The Canterbury Tales

Picking an edition is one of the most challenging parts of reading any work from Middle English. ME is not totally unreadable, as Old English is. Nor is it easily readable, as Shakespeare is. For The Canterbury Tales, the premier piece of Middle English literature, there are three approaches to the language problem.

The first is simply to reproduce the original language. With notes, if you're lucky. This is the approach of the Norton Critical Edition, and the first lines read like this:

Whan that Aprill with his shoures sote
The droughte of Marche hath perced to the rote,
And bathed every veyne in swich licour,
Of which vertu engendered is the flour;

Thankfully for the reader, Norton provides modern translations of difficult words in the right margin as well as explanatory notes at the bottom of page.

The second approach is to update the spelling, which seems to be the case in the seventh edition of The Norton Anthology of English Literature:

Whan that April with his showres soote
The droughte of Marche hath perced to the roote,
And bathed every veine in swich licour,
Of which vertu engendered is the flowr;

The third approach is a complete modern English translation. The one by Nevill Coghill in the Penguin Classics edition strikes a nice balance:

When in April the sweet showers fall
And pierce the drought of March to the root, and all
The veins are bathed in liquor of such power
As brings about the engendering of the flower

A 2008 translation by Burton Raffel seems unnecessarily extreme:

When April arrives, and with his sweetened showers
Drenches dried-up roots, gives them power
To stir dead plants and sprout the living flowers
That spring has always spread across these fields

Missing among these choices is an edition that thoroughly updates the spelling while strictly adhering to the word choices and order.

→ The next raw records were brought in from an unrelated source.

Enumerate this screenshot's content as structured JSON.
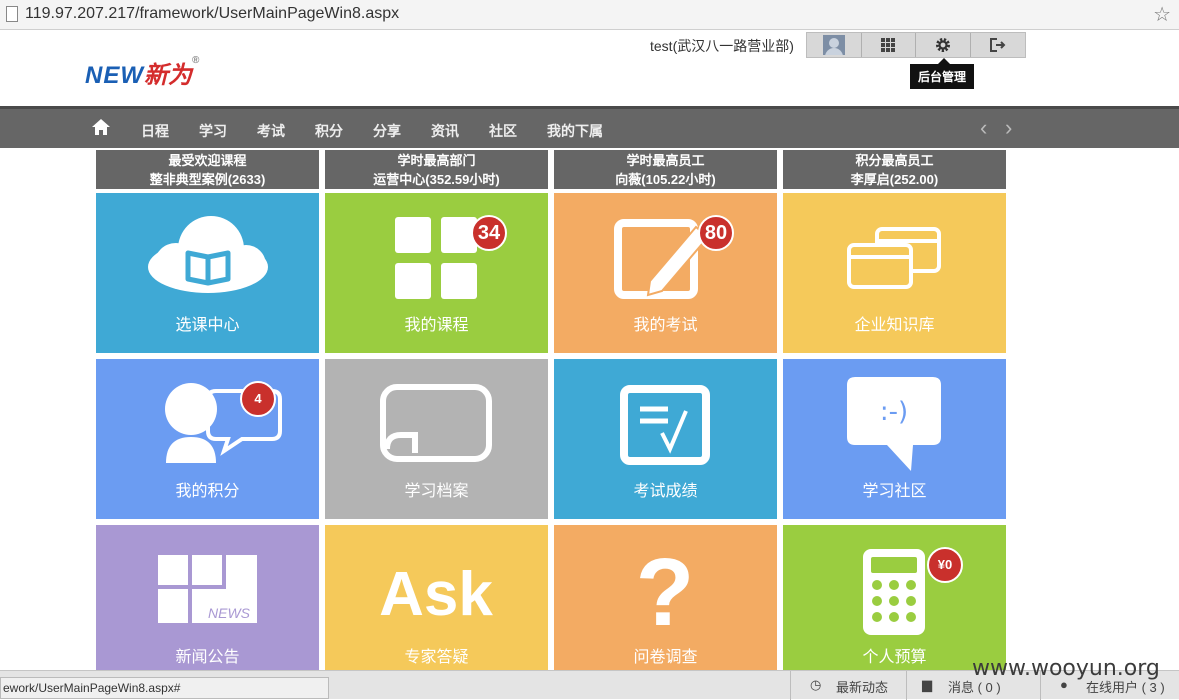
{
  "browser": {
    "url": "119.97.207.217/framework/UserMainPageWin8.aspx"
  },
  "header": {
    "logo_new": "NEW",
    "logo_cn": "新为",
    "logo_reg": "®",
    "user": "test(武汉八一路营业部)",
    "tooltip": "后台管理"
  },
  "nav": {
    "items": [
      "日程",
      "学习",
      "考试",
      "积分",
      "分享",
      "资讯",
      "社区",
      "我的下属"
    ],
    "prev": "‹",
    "next": "›"
  },
  "stats": [
    {
      "title": "最受欢迎课程",
      "value": "整非典型案例(2633)"
    },
    {
      "title": "学时最高部门",
      "value": "运营中心(352.59小时)"
    },
    {
      "title": "学时最高员工",
      "value": "向薇(105.22小时)"
    },
    {
      "title": "积分最高员工",
      "value": "李厚启(252.00)"
    }
  ],
  "tiles": [
    {
      "label": "选课中心",
      "color": "#3fa9d5",
      "icon": "cloud-book-icon"
    },
    {
      "label": "我的课程",
      "color": "#9acd40",
      "icon": "grid-icon",
      "badge": "34"
    },
    {
      "label": "我的考试",
      "color": "#f3ab63",
      "icon": "pencil-icon",
      "badge": "80"
    },
    {
      "label": "企业知识库",
      "color": "#f5c95a",
      "icon": "cards-icon"
    },
    {
      "label": "我的积分",
      "color": "#6b9cf2",
      "icon": "person-bubble-icon",
      "badge": "4"
    },
    {
      "label": "学习档案",
      "color": "#b3b3b3",
      "icon": "scroll-icon"
    },
    {
      "label": "考试成绩",
      "color": "#3fa9d5",
      "icon": "checklist-icon"
    },
    {
      "label": "学习社区",
      "color": "#6b9cf2",
      "icon": "chat-smile-icon",
      "icon_text": ":-)"
    },
    {
      "label": "新闻公告",
      "color": "#a998d3",
      "icon": "news-icon",
      "icon_text": "NEWS"
    },
    {
      "label": "专家答疑",
      "color": "#f5c95a",
      "icon": "ask-icon",
      "icon_text": "Ask"
    },
    {
      "label": "问卷调查",
      "color": "#f3ab63",
      "icon": "question-icon",
      "icon_text": "?"
    },
    {
      "label": "个人预算",
      "color": "#9acd40",
      "icon": "calculator-icon",
      "badge": "¥0"
    }
  ],
  "statusbar": {
    "link": "ework/UserMainPageWin8.aspx#",
    "recent": "最新动态",
    "messages": "消息 ( 0 )",
    "online": "在线用户 ( 3 )"
  },
  "watermark": "www.wooyun.org"
}
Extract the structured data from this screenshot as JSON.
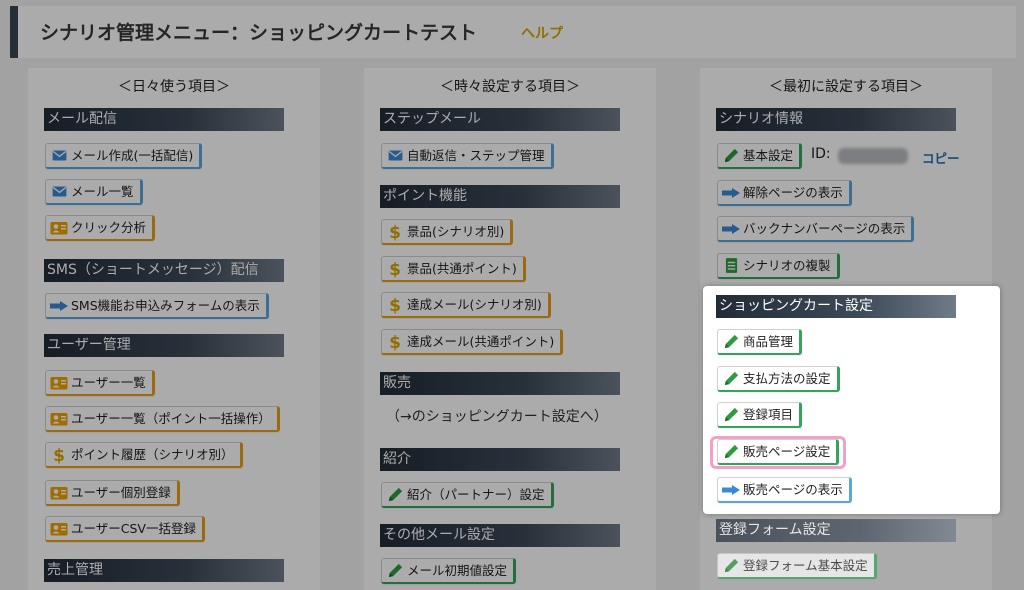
{
  "header": {
    "title": "シナリオ管理メニュー：ショッピングカートテスト",
    "help": "ヘルプ"
  },
  "columns": [
    {
      "heading": "＜日々使う項目＞",
      "sections": [
        "メール配信",
        "SMS（ショートメッセージ）配信",
        "ユーザー管理",
        "売上管理"
      ],
      "buttons": [
        "メール作成(一括配信)",
        "メール一覧",
        "クリック分析",
        "SMS機能お申込みフォームの表示",
        "ユーザー一覧",
        "ユーザー一覧（ポイント一括操作）",
        "ポイント履歴（シナリオ別）",
        "ユーザー個別登録",
        "ユーザーCSV一括登録"
      ]
    },
    {
      "heading": "＜時々設定する項目＞",
      "sections": [
        "ステップメール",
        "ポイント機能",
        "販売",
        "紹介",
        "その他メール設定"
      ],
      "buttons": [
        "自動返信・ステップ管理",
        "景品(シナリオ別)",
        "景品(共通ポイント)",
        "達成メール(シナリオ別)",
        "達成メール(共通ポイント)",
        "紹介（パートナー）設定",
        "メール初期値設定"
      ],
      "note": "（→のショッピングカート設定へ）"
    },
    {
      "heading": "＜最初に設定する項目＞",
      "sections": [
        "シナリオ情報",
        "ショッピングカート設定",
        "登録フォーム設定"
      ],
      "buttons": [
        "基本設定",
        "解除ページの表示",
        "バックナンバーページの表示",
        "シナリオの複製",
        "商品管理",
        "支払方法の設定",
        "登録項目",
        "販売ページ設定",
        "販売ページの表示",
        "登録フォーム基本設定"
      ],
      "id_label": "ID:",
      "copy": "コピー"
    }
  ],
  "colors": {
    "section_bar": "#222c38",
    "blue": "#5ba6de",
    "orange": "#e89d16",
    "green": "#34a45a",
    "help": "#d9a400",
    "highlight": "#f2a0c8"
  },
  "icons": {
    "mail": "envelope-icon",
    "arrow": "arrow-right-icon",
    "user": "user-card-icon",
    "dollar": "dollar-icon",
    "pencil": "pencil-icon",
    "copy": "document-copy-icon"
  }
}
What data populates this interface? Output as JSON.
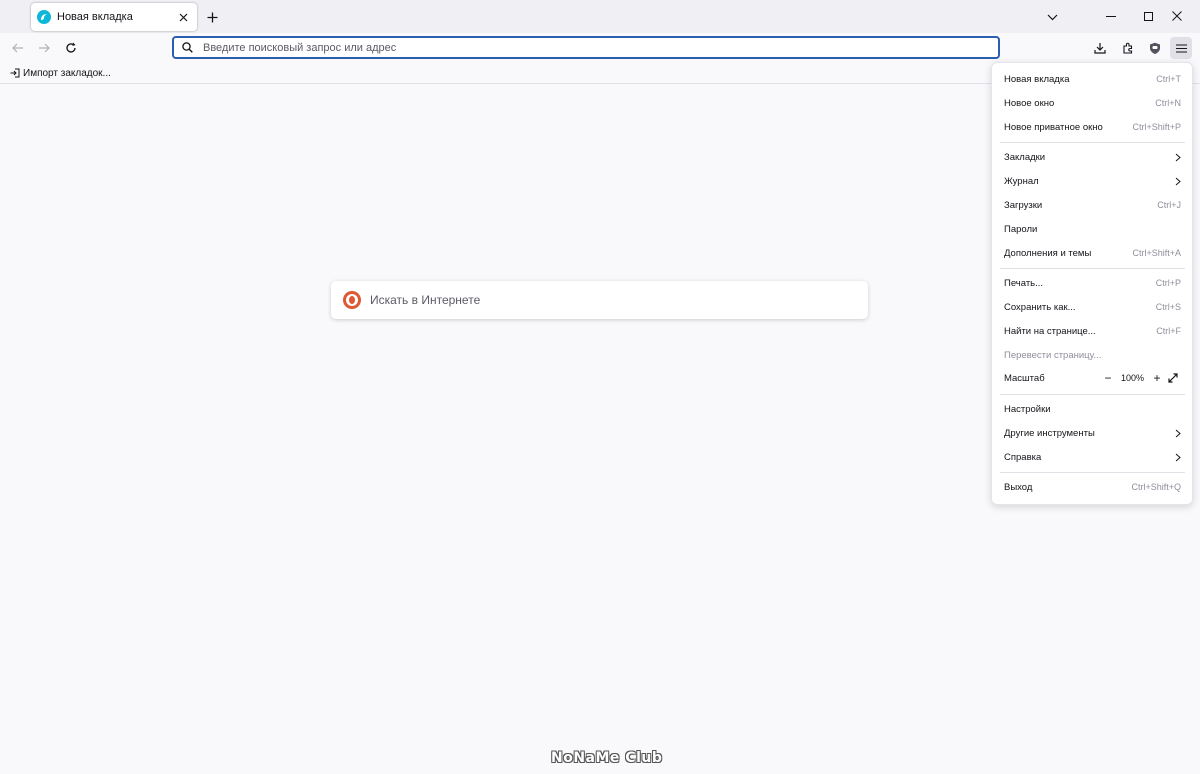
{
  "tab": {
    "title": "Новая вкладка",
    "favicon": "firefox-icon"
  },
  "toolbar": {
    "url_placeholder": "Введите поисковый запрос или адрес",
    "accent": "#2a5fb0"
  },
  "bookmarks": [
    {
      "label": "Импорт закладок..."
    }
  ],
  "content": {
    "search_placeholder": "Искать в Интернете",
    "search_engine_icon": "duckduckgo-icon"
  },
  "app_menu": {
    "items": [
      {
        "id": "new-tab",
        "label": "Новая вкладка",
        "shortcut": "Ctrl+T"
      },
      {
        "id": "new-window",
        "label": "Новое окно",
        "shortcut": "Ctrl+N"
      },
      {
        "id": "new-private",
        "label": "Новое приватное окно",
        "shortcut": "Ctrl+Shift+P"
      },
      {
        "id": "bookmarks",
        "label": "Закладки",
        "shortcut": ""
      },
      {
        "id": "history",
        "label": "Журнал",
        "shortcut": ""
      },
      {
        "id": "downloads",
        "label": "Загрузки",
        "shortcut": "Ctrl+J"
      },
      {
        "id": "passwords",
        "label": "Пароли",
        "shortcut": ""
      },
      {
        "id": "addons",
        "label": "Дополнения и темы",
        "shortcut": "Ctrl+Shift+A"
      },
      {
        "id": "print",
        "label": "Печать...",
        "shortcut": "Ctrl+P"
      },
      {
        "id": "save-as",
        "label": "Сохранить как...",
        "shortcut": "Ctrl+S"
      },
      {
        "id": "find",
        "label": "Найти на странице...",
        "shortcut": "Ctrl+F"
      },
      {
        "id": "translate",
        "label": "Перевести страницу...",
        "shortcut": ""
      },
      {
        "id": "zoom",
        "label": "Масштаб",
        "shortcut": ""
      },
      {
        "id": "settings",
        "label": "Настройки",
        "shortcut": ""
      },
      {
        "id": "more-tools",
        "label": "Другие инструменты",
        "shortcut": ""
      },
      {
        "id": "help",
        "label": "Справка",
        "shortcut": ""
      },
      {
        "id": "exit",
        "label": "Выход",
        "shortcut": "Ctrl+Shift+Q"
      }
    ],
    "zoom": {
      "minus": "−",
      "value": "100%",
      "plus": "+"
    }
  },
  "watermark": "NoNaMe Club"
}
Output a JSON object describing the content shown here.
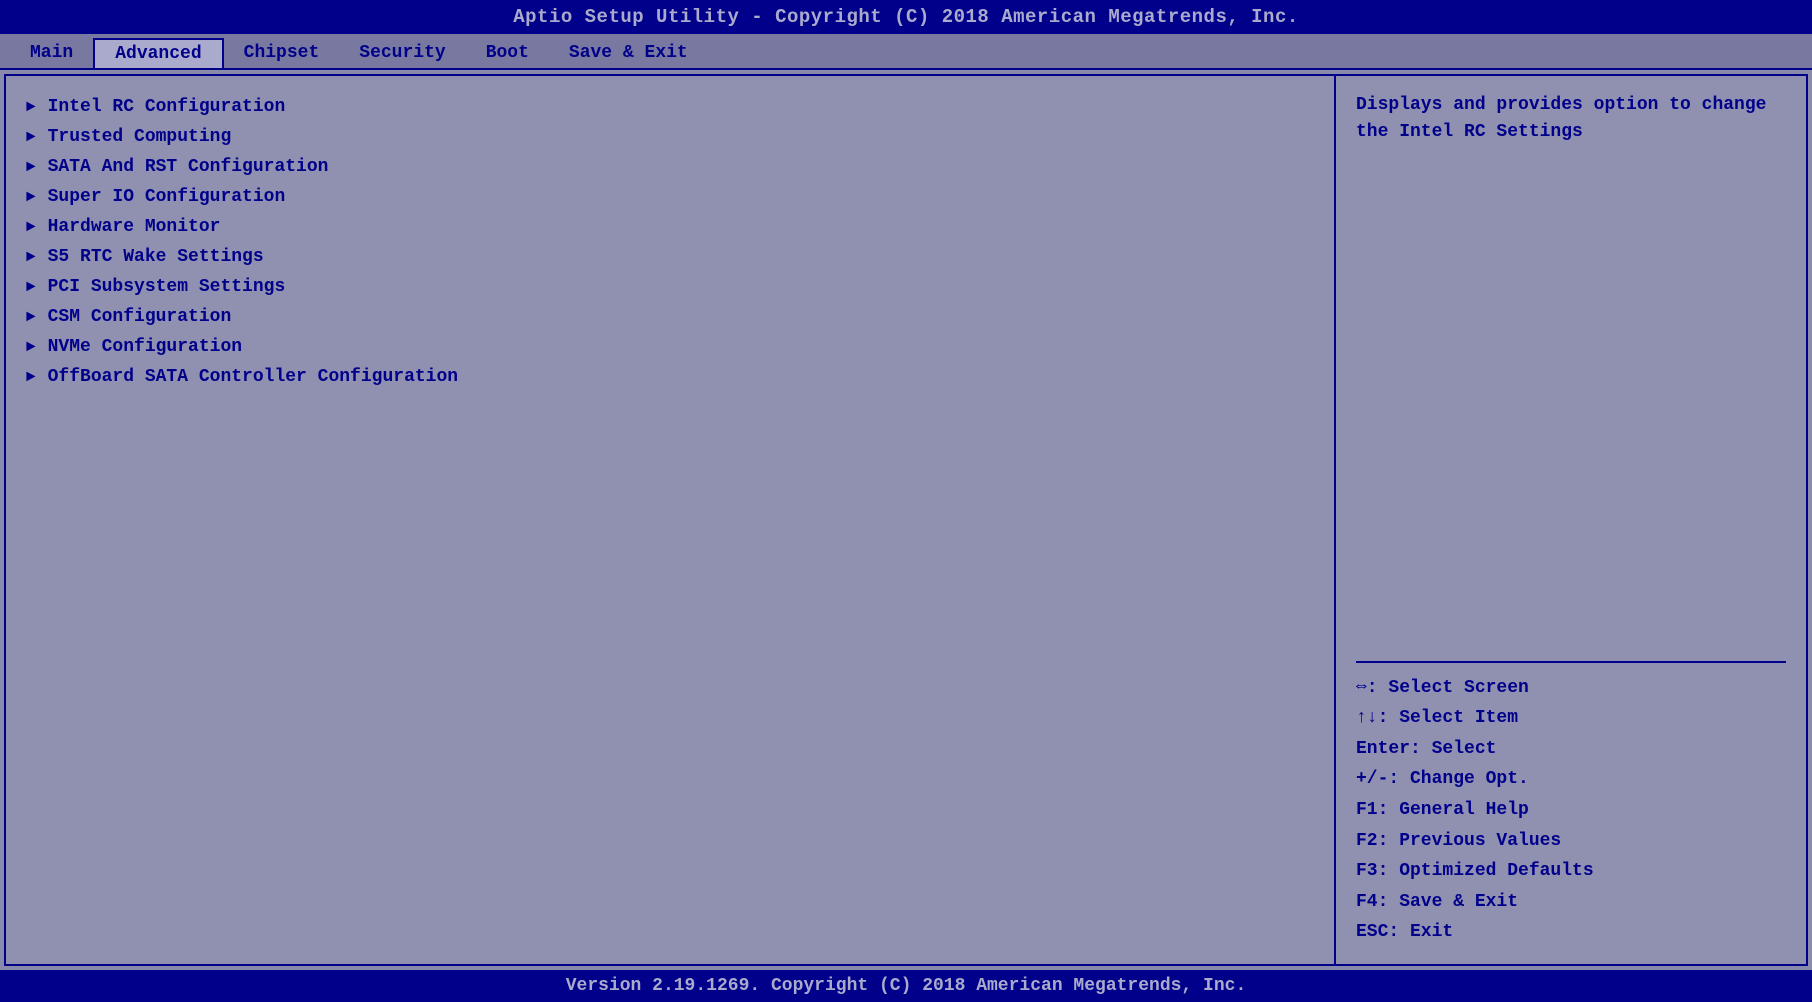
{
  "title": "Aptio Setup Utility - Copyright (C) 2018 American Megatrends, Inc.",
  "nav": {
    "tabs": [
      {
        "label": "Main",
        "active": false
      },
      {
        "label": "Advanced",
        "active": true
      },
      {
        "label": "Chipset",
        "active": false
      },
      {
        "label": "Security",
        "active": false
      },
      {
        "label": "Boot",
        "active": false
      },
      {
        "label": "Save & Exit",
        "active": false
      }
    ]
  },
  "menu": {
    "items": [
      {
        "label": "Intel RC Configuration"
      },
      {
        "label": "Trusted Computing"
      },
      {
        "label": "SATA And RST Configuration"
      },
      {
        "label": "Super IO Configuration"
      },
      {
        "label": "Hardware Monitor"
      },
      {
        "label": "S5 RTC Wake Settings"
      },
      {
        "label": "PCI Subsystem Settings"
      },
      {
        "label": "CSM Configuration"
      },
      {
        "label": "NVMe Configuration"
      },
      {
        "label": "OffBoard SATA Controller Configuration"
      }
    ]
  },
  "help": {
    "description": "Displays and provides option\nto change the Intel RC Settings"
  },
  "keyhelp": {
    "lines": [
      "⇔: Select Screen",
      "↑↓: Select Item",
      "Enter: Select",
      "+/-: Change Opt.",
      "F1: General Help",
      "F2: Previous Values",
      "F3: Optimized Defaults",
      "F4: Save & Exit",
      "ESC: Exit"
    ]
  },
  "footer": "Version 2.19.1269. Copyright (C) 2018 American Megatrends, Inc."
}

Something like this:

When that April with his showers sweet
The drought of March hath pierced to the root,
And bathed every vein in such licour,
Of which virtue engendered is the flower;

No comments:

Post a Comment